Based upon the facts you have provided, there is not enough information to form a solid analysis of your claim. You should consult with an experienced employment discrimination lawyer in Massachusetts who is familiar with MCAD proceedings and can advise you as the likely success of your case should you either not attend the mediation, or not accept a settlement at that stage. Additionally, it is not clear from your facts if the case is still at the MCAD, EEOC or in state or federal court. The venue that you chose can have a great impact on your case and you need to speak to a lawyer who understands this.


Unless the company had you sign an agreement to arbitrate or mediate any employment claim, you are not required to mediate anything, or settle for less than you believe is the correct value of the case. You do not say where you filed a complaint. The Massachusetts Commission Against Discrimination (MCAD) has a mediation/conciliation option which occurs before full litigation begins. I assume the employer made the offer as part of this process. You should ask an employment lawyer to review your complaint and analyze the existing offer. You do not want to sign away all your rights without making a fully informed decision.
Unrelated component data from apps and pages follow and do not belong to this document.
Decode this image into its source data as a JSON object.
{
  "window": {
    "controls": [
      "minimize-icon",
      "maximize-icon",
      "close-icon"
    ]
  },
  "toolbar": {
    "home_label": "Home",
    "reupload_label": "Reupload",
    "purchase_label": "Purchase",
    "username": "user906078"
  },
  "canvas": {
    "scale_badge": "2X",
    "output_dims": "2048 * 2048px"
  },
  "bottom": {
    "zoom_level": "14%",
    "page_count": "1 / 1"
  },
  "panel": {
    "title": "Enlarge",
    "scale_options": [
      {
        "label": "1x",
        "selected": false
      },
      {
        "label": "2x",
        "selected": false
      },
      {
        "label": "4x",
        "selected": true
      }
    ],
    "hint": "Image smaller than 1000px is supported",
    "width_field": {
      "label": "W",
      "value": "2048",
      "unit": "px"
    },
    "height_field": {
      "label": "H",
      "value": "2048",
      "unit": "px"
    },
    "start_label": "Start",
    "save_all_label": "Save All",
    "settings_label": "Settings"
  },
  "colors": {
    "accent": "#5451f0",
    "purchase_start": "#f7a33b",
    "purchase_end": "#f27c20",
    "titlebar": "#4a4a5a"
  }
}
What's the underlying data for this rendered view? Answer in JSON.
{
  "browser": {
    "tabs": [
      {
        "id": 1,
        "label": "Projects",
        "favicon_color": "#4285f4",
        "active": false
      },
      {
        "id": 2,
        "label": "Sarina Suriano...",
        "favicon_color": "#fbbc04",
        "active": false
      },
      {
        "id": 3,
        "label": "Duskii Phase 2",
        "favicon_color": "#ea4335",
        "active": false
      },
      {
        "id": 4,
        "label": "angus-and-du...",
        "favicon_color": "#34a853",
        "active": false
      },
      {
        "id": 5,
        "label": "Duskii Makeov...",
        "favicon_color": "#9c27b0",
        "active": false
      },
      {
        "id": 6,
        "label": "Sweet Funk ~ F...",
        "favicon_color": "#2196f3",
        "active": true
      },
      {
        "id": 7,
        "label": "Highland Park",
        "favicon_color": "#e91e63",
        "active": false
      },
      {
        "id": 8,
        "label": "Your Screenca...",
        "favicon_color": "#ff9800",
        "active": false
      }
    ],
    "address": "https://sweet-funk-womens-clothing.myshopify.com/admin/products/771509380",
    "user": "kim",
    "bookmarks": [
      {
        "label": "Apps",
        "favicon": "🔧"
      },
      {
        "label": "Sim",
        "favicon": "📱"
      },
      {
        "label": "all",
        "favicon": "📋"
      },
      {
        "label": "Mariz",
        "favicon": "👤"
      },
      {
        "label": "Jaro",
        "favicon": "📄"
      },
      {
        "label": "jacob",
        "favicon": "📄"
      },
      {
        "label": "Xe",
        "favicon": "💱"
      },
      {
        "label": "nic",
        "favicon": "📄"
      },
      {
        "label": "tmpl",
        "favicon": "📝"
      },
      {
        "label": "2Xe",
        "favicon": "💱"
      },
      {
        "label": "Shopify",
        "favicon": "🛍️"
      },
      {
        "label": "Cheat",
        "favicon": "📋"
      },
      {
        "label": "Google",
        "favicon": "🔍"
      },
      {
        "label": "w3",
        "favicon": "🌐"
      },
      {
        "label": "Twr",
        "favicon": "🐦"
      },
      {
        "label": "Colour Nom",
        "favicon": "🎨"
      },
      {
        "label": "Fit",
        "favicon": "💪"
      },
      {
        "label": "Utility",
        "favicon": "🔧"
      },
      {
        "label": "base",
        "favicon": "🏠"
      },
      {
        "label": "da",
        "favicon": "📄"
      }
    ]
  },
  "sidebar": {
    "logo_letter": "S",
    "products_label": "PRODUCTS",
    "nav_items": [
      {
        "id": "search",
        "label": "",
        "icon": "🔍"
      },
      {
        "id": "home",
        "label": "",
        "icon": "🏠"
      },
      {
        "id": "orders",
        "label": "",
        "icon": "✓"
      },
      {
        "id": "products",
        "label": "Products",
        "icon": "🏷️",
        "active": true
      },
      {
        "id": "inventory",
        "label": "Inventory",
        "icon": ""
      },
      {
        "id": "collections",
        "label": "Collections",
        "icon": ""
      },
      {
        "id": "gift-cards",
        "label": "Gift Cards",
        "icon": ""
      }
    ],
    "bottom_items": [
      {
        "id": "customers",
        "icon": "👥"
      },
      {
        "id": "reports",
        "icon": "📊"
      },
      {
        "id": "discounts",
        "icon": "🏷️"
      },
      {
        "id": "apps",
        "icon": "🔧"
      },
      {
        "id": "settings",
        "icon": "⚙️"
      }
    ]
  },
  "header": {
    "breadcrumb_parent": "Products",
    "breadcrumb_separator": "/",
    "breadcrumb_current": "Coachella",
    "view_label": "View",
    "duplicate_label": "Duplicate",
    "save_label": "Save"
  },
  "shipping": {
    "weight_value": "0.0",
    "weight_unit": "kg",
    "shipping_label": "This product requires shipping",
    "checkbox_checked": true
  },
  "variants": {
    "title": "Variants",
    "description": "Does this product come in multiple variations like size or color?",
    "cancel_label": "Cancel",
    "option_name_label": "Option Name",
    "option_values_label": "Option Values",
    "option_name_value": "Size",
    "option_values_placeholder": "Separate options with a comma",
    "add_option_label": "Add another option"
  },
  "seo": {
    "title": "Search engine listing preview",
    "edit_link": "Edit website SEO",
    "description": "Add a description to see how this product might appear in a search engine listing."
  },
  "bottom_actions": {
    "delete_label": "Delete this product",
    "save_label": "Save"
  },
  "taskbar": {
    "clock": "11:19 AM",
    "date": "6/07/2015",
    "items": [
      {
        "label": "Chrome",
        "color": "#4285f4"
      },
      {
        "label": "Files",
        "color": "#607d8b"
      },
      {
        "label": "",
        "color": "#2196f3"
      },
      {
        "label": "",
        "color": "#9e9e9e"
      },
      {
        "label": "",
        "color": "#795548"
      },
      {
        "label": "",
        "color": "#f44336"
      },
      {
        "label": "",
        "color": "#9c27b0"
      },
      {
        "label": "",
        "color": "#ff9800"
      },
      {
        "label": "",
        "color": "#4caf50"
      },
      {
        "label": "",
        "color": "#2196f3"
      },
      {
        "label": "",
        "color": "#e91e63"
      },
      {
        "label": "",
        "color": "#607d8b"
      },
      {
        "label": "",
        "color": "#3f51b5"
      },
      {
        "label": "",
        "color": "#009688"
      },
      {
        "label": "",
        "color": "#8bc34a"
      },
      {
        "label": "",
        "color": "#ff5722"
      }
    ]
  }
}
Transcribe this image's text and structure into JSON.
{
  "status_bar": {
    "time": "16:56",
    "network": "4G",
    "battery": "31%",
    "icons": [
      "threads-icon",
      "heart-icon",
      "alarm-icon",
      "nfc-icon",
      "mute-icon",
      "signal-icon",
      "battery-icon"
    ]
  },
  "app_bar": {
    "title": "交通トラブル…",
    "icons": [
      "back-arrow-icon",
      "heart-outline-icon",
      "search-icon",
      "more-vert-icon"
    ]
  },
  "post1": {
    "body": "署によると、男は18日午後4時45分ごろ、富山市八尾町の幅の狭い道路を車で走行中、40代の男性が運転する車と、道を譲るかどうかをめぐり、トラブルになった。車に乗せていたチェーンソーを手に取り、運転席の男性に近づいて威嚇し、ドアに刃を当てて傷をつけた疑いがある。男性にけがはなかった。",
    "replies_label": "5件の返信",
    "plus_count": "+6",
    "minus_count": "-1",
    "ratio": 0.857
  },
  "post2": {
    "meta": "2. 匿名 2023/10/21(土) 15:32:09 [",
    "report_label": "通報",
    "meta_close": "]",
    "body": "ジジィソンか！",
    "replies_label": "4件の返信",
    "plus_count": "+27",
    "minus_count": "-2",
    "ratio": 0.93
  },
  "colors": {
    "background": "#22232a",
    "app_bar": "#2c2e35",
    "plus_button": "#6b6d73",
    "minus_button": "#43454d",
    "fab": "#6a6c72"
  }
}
As the saying goes: Don't leave money on the table.

This information should not be construed to be formal legal advice nor the formation of a lawyer/client relationship.